(Input data begins)

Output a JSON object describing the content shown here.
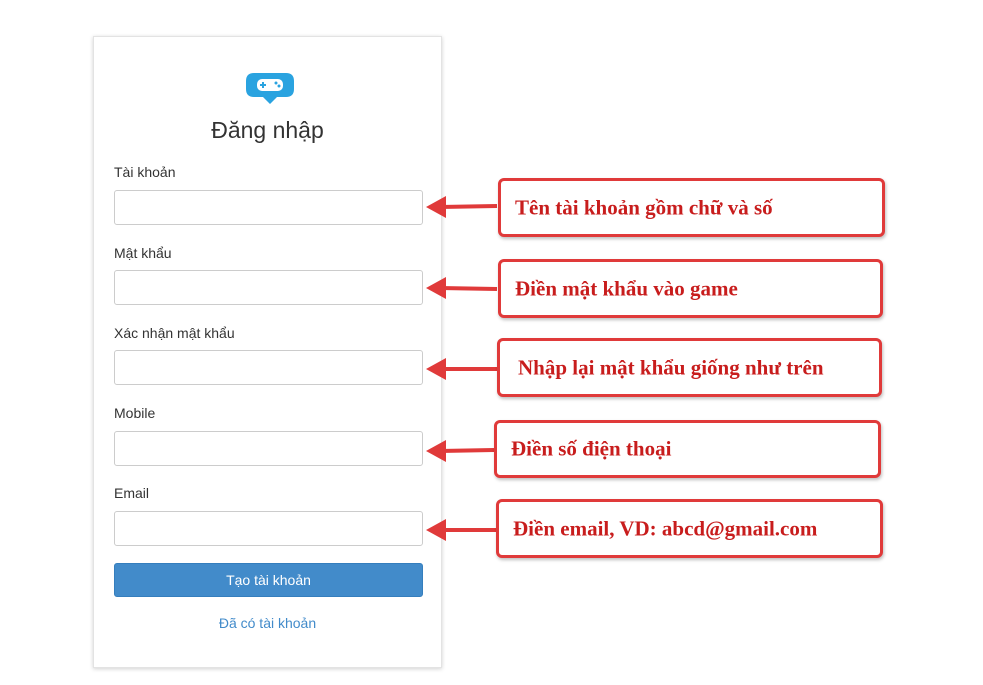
{
  "form": {
    "title": "Đăng nhập",
    "fields": [
      {
        "label": "Tài khoản",
        "value": "",
        "placeholder": ""
      },
      {
        "label": "Mật khẩu",
        "value": "",
        "placeholder": ""
      },
      {
        "label": "Xác nhận mật khẩu",
        "value": "",
        "placeholder": ""
      },
      {
        "label": "Mobile",
        "value": "",
        "placeholder": ""
      },
      {
        "label": "Email",
        "value": "",
        "placeholder": ""
      }
    ],
    "submit_label": "Tạo tài khoản",
    "login_link": "Đã có tài khoản"
  },
  "annotations": [
    "Tên tài khoản gồm chữ và số",
    "Điền mật khẩu vào game",
    "Nhập lại mật khẩu giống như trên",
    "Điền số điện thoại",
    "Điền email, VD: abcd@gmail.com"
  ],
  "colors": {
    "accent": "#428bca",
    "annotation_red": "#e03a3a",
    "annotation_text": "#c81d1d",
    "logo_blue": "#2aa3e0"
  }
}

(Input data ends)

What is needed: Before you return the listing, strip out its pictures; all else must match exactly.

Reply:
Output a JSON object describing the content shown here.
{
  "form": {
    "title": "Đăng nhập",
    "fields": [
      {
        "label": "Tài khoản",
        "value": "",
        "placeholder": ""
      },
      {
        "label": "Mật khẩu",
        "value": "",
        "placeholder": ""
      },
      {
        "label": "Xác nhận mật khẩu",
        "value": "",
        "placeholder": ""
      },
      {
        "label": "Mobile",
        "value": "",
        "placeholder": ""
      },
      {
        "label": "Email",
        "value": "",
        "placeholder": ""
      }
    ],
    "submit_label": "Tạo tài khoản",
    "login_link": "Đã có tài khoản"
  },
  "annotations": [
    "Tên tài khoản gồm chữ và số",
    "Điền mật khẩu vào game",
    "Nhập lại mật khẩu giống như trên",
    "Điền số điện thoại",
    "Điền email, VD: abcd@gmail.com"
  ],
  "colors": {
    "accent": "#428bca",
    "annotation_red": "#e03a3a",
    "annotation_text": "#c81d1d",
    "logo_blue": "#2aa3e0"
  }
}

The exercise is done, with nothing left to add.